American Slavery as It Is: Testimony of a Thousand Witnesses

By Theodore Dwight Weld | Go to book overview

TESTIMONY OF MR. JOHN M. NELSON—A
NATIVE OF VIRGINIA.

Extract of a letter, dated January 3, 1839, from John M. Nelson, Esq., of Hillsborough. Mr. Nelson removed from Virginia to Highland county, Ohio, many years since, where he is extensively known and respected.

I was born and raised in Augusta county, Virginia; my father was an elder in the Presbyterian Church, and was “owner” of about twenty slaves; he was what was generally termed a “good master.” His slaves were generally tolerably well fed and clothed, and not over worked, they were sometimes permitted to attend church, and called in to family worship; few of them, however, availed themselves of these privileges. On some occasions I have seen him whip them severely, particularly for the crime of trying to obtain their liberty, or for what was called, “running away.” For this they were scourged more severely than for any thing else. After they have been retaken, I have seen them stripped naked and suspended by the hands, sometimes to a tree, sometimes to a post, until their toes barely touched the ground, and whipped with a cowhide until the blood dripped from their backs. A boy named Jack, particularly, I have seen served in this way more than once. When I was quite a child, I recollect it grieved me very much to see one tied up to be whipped, and I used to intercede with tears in their behalf, and mingle my cries with theirs, and feel almost willing to take part of the punishment; I have been severely rebuked by my father for this kind of sympathy. Yet, such is the hardening nature of such scenes, that from this kind of commisseration for the suffering slave, I became so blunted [Page 52] that I could not only witness their stripes with composure, but myself inflict them, and that without remorse. One case I have often looked back to with sorrow and contrition, particularly since I have been convinced that “negroes are men.” When I was perhaps fourteen or

-135-

Notes for this page

Add a new note
If you are trying to select text to create highlights or citations, remember that you must now click or tap on the first word, and then click or tap on the last word.
One moment ...
Default project is now your active project.
Project items
Notes
Cite this page

Cited page

Style
Citations are available only to our active members.
Buy instant access to cite pages or passages in MLA 8, MLA 7, APA and Chicago citation styles.

(Einhorn, 1992, p. 25)

(Einhorn 25)

(Einhorn 25)

1. Lois J. Einhorn, Abraham Lincoln, the Orator: Penetrating the Lincoln Legend (Westport, CT: Greenwood Press, 1992), 25, http://www.questia.com/read/27419298.

Note: primary sources have slightly different requirements for citation.

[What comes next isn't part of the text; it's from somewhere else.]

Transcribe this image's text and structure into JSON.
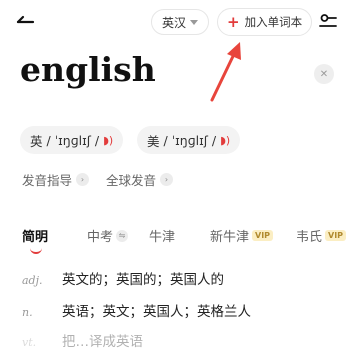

Please see these guidelines for more information.

Cited page

Bookmark this page
American Slavery as It Is: Testimony of a Thousand Witnesses
Table of contents

Table of contents

Settings

Settings

Typeface
Text size Smaller Larger Reset View mode
Search within

Search within this book

Look up

Look up a word

  • Dictionary
  • Thesaurus
Please submit a word or phrase above.
Print this page

Print this page

Why can't I print more than one page at a time?

Help
Full screen
Items saved from this book
  • Bookmarks
  • Highlights & Notes
  • Citations
/ 551

matching results for page

    Questia reader help

    How to highlight and cite specific passages

    1. Click or tap the first word you want to select.
    2. Click or tap the last word you want to select, and you’ll see everything in between get selected.
    3. You’ll then get a menu of options like creating a highlight or a citation from that passage of text.

    OK, got it!

    Cited passage

    Style
    Citations are available only to our active members.
    Buy instant access to cite pages or passages in MLA 8, MLA 7, APA and Chicago citation styles.

    "Portraying himself as an honest, ordinary person helped Lincoln identify with his audiences." (Einhorn, 1992, p. 25).

    "Portraying himself as an honest, ordinary person helped Lincoln identify with his audiences." (Einhorn 25)

    "Portraying himself as an honest, ordinary person helped Lincoln identify with his audiences." (Einhorn 25)

    "Portraying himself as an honest, ordinary person helped Lincoln identify with his audiences."1

    1. Lois J. Einhorn, Abraham Lincoln, the Orator: Penetrating the Lincoln Legend (Westport, CT: Greenwood Press, 1992), 25, http://www.questia.com/read/27419298.

    Cited passage

    Thanks for trying Questia!

    Please continue trying out our research tools, but please note, full functionality is available only to our active members.

    Your work will be lost once you leave this Web page.

    Buy instant access to save your work.

    Already a member? Log in now.

    Search by... Author
    Show... All Results Primary Sources Peer-reviewed

    Oops!

    An unknown error has occurred. Please click the button below to reload the page. If the problem persists, please try again in a little while.